* [DIRECTIONS FOR THIS TASK]:
Search the records for lines that contain the word "true". Copy them all.

* [MATERIAL SUPPLIED]:
◆ ◆ ◆ ◆ ◆

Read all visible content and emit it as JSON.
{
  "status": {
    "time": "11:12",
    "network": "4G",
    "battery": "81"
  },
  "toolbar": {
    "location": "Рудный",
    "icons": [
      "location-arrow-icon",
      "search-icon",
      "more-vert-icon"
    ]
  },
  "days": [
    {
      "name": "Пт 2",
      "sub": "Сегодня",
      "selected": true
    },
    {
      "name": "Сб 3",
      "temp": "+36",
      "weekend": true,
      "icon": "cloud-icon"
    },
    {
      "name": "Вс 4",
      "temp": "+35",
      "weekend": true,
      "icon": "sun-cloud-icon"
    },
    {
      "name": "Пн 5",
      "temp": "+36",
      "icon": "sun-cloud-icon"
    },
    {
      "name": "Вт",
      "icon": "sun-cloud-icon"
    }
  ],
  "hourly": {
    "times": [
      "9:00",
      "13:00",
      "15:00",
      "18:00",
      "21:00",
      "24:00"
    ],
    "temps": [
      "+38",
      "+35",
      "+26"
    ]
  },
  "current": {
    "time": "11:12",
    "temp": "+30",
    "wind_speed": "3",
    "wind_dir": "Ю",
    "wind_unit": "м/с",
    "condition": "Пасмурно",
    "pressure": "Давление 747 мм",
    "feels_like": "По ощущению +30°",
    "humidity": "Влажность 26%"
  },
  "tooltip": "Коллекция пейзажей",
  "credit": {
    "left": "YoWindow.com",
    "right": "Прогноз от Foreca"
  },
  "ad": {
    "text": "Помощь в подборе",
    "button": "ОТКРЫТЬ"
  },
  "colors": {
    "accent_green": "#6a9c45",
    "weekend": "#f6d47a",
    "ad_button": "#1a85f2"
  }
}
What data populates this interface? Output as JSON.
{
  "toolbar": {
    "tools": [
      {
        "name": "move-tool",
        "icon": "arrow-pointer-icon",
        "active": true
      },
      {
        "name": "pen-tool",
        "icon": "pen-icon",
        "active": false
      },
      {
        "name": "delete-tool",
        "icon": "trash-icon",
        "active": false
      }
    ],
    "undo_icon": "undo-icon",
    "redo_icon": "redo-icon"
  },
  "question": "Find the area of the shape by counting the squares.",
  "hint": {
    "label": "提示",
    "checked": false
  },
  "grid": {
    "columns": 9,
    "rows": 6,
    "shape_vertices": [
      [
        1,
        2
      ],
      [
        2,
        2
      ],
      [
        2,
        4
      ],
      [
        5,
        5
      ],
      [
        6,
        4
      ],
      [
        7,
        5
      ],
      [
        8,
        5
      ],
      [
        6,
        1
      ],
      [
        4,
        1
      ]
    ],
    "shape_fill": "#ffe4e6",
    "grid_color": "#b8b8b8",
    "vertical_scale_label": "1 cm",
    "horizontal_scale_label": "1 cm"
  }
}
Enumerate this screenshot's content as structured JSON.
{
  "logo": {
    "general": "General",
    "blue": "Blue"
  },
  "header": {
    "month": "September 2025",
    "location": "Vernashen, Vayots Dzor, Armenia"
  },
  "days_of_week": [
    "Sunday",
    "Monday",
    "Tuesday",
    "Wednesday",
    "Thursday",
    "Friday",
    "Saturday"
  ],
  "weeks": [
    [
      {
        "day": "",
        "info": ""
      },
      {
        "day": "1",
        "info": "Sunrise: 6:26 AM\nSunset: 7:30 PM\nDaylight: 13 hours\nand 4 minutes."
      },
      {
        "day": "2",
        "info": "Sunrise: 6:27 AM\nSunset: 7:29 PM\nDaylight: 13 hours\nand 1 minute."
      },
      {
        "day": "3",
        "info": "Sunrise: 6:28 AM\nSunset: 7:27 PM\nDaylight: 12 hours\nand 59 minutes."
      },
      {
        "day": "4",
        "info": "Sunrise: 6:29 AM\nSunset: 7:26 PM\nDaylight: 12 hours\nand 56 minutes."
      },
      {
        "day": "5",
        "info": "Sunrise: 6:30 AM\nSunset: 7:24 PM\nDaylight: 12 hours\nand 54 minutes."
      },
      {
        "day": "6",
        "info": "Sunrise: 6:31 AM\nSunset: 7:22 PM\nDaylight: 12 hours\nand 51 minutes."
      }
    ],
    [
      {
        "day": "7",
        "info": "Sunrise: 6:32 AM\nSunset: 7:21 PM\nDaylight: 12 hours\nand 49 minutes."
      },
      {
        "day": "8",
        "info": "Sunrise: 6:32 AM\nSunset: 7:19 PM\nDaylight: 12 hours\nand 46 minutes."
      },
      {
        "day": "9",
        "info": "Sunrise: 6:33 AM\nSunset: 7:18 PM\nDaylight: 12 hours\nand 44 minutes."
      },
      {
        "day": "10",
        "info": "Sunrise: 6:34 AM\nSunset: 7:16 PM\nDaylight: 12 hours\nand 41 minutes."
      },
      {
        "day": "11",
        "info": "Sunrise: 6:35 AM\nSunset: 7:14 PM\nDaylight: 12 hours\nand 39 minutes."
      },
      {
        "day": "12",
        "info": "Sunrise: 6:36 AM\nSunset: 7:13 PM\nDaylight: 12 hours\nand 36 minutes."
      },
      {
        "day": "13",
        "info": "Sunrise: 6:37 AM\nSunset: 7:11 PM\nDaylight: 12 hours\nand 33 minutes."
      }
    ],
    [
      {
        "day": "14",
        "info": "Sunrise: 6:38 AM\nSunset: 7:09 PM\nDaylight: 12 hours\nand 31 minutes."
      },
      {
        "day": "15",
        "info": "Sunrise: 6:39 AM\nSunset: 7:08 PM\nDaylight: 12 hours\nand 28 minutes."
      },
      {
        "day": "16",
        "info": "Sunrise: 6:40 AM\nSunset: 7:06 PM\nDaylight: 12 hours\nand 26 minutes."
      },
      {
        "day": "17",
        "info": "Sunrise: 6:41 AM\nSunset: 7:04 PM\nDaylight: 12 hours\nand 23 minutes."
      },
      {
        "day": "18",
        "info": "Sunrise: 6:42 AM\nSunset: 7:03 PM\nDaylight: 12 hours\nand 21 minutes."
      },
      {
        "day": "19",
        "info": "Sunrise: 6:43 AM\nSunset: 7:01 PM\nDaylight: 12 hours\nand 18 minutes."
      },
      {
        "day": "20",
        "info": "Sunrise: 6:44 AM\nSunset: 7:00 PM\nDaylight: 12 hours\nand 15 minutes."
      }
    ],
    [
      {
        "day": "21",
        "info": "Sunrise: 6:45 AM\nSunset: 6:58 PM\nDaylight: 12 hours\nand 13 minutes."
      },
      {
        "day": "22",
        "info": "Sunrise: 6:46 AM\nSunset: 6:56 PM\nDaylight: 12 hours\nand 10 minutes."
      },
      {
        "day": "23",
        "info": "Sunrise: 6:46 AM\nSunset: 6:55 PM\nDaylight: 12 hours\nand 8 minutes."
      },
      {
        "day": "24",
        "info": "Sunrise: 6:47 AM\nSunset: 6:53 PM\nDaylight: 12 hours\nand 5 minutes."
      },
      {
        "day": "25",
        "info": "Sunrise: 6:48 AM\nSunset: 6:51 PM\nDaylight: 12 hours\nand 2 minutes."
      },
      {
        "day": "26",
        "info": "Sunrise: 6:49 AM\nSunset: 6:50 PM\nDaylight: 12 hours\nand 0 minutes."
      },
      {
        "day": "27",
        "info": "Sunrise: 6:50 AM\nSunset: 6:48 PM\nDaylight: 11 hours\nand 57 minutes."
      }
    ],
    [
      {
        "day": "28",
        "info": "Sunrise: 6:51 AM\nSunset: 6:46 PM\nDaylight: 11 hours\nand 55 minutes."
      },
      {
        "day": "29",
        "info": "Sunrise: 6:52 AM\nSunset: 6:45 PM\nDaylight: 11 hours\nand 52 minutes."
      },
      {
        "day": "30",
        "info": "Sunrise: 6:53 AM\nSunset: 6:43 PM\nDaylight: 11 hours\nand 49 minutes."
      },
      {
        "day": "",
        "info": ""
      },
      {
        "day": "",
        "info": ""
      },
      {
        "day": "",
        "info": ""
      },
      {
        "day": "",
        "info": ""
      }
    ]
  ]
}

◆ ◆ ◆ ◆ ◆

* [EXERCISE RESPONSE]:
      "selected": true
      "weekend": true,
      "weekend": true,
        "active": true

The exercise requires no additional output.